The former Incredible String Band member is back in Glasgow to play with local folk rockers Trembling Bells, having debuted their latest collaboration, The Circle Is Unbroken, at Celtic Connections earlier this year.

But after the first gig of their current tour Mike crocked himself.

"It was one of those cracks in the pavement, and I just caught it and fell," he explains.

"I went to hospital, where they re-set my arm so I can get a couple of gigs done, and now they've wired a couple of the bones together. All it's got to do is heal now."

Yet the 70-year-old, whose music has influenced many acts, reckons the break has delivered an unexpected benefit to the band.

"There were a few teething problems when we started [in January] but we're slicker now," he explains.

"What's happened is that with the broken arm I can concentrate on my singing over the guitar playing, and I don't think they really need me playing.

"In a way it's better with me just sitting back and letting the band play, rather than me struggling to tune my guitar. It's not the way I'd have chosen to get there, though."

This show has been in the making for the past few years, since Mike first met the Bells at a tribute concert to his old group in London in 2009.

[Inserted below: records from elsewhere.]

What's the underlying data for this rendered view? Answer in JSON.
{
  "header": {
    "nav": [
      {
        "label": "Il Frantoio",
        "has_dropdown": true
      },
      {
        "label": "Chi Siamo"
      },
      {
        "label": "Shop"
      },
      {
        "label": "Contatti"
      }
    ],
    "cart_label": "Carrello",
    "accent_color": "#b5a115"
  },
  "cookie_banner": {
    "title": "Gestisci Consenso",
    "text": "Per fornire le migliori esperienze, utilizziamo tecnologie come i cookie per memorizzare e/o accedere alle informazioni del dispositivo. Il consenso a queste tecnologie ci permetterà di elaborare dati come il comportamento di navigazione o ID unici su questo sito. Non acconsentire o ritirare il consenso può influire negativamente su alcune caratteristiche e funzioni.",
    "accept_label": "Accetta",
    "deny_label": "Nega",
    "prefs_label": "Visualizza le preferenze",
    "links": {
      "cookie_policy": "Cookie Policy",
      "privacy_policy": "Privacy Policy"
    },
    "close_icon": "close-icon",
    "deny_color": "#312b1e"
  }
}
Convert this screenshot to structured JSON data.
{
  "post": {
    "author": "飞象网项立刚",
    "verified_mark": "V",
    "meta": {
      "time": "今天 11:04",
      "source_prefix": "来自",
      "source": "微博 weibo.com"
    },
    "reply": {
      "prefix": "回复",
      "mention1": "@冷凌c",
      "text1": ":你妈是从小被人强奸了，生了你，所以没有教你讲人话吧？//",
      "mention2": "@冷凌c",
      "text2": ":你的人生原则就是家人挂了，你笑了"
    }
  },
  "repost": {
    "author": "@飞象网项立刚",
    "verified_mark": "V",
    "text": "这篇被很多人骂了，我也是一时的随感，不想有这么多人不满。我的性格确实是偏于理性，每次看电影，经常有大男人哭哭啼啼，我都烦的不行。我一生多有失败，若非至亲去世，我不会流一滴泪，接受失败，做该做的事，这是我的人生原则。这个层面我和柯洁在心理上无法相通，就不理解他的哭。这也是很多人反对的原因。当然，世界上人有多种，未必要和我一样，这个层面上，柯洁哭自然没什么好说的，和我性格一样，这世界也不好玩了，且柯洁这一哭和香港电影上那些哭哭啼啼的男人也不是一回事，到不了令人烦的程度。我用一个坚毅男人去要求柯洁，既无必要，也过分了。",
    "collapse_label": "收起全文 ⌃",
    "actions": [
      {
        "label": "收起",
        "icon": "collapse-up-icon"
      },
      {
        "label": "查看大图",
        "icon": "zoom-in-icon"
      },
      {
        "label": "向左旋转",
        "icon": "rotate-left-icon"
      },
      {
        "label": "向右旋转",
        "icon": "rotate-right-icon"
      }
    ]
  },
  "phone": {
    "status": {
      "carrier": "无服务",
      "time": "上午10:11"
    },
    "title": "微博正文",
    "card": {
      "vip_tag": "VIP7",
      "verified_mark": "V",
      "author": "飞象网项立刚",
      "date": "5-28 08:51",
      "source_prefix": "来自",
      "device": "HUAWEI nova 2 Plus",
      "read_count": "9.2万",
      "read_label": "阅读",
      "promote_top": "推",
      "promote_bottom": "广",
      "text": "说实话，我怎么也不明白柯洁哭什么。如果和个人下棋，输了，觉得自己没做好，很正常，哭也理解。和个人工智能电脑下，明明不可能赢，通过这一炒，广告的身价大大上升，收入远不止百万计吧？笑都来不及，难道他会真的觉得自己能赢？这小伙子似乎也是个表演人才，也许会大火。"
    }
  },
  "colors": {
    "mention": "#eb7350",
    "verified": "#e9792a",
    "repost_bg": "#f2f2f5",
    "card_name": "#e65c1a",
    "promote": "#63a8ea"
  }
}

After hitting it off they went on to perform together but on shared bills, whereas this latest team-up sees Mike, along with members of his own group, join the Bells as one unit, playing String Band material and Bells' songs too.

"It's a very good band, they can tackle the trickier String Band numbers that I wouldn't be able to play with a smaller group," says Mike.

"Their music is lovely, I really liked their first album. I very much see some parallels [between the Bells and the ISB].

"They are more folk-rocky than we ever were, whereas we brought in other styles more, although they can do that too."

The Incredible String Band was capable of many a style in their time together, from the mid 1960s through until 1974, and started out as the house band at Clive's Incredible Folk Club on Sauchiehall Street.

Their psychedelic folk inspired many devoted followers, including Robert Plant, who claimed they were a large influence on Led Zeppelin, but there was regularly tension between Mike and the group's other main force, Robin Williamson.

Despite classic records like The Hangman's Beautiful Daughter, the band called it a day in 1974.

Years later Mike, originally from Edinburgh, believes it was the right call.

"We had run out of time," he explains.

"We ended in 1974 but by that point we were doing huge shows and it was the sort of sizes that you'd get U2 or Madonna doing now.

"We couldn't have kept doing that much longer, we'd lost that intimacy at gigs and we'd done all we could musically."

Given the group's status as musical trendsetters, it's no surprise that Mike's full of praise for Glasgow's own Celtic Connections festival.

While some folk purists have raised an eyebrow at the amount of world music acts appearing at it, Mike believes that merely continues a long-standing tradition.

"I talk to people who don't really understand that back in the 50s and 60s you'd have [Indian sitar player] Ravi Shankar playing Edinburgh every year," he says.

"So there is a big tradition of bringing music to Scotland from other cultures. You had Chris Barber [English jazz musician] bringing obscure blues artists to the UK. There's a cultural exchange here."

In addition to his work with the Bells, Mike continues to play with his own group, which includes his daughter Georgia. He's content with his lot, and happy to see what comes next.

"After these gigs I don't know what's coming up, it's quite exciting like that," he adds.

"I just take things as they come. I'm not burning with ambition anymore.

"If it's interesting, I do tend to get swept away with it though."

n Mike Heron & Trembling Bells, Oran Mor, Friday, August 2, £15, 7.30pm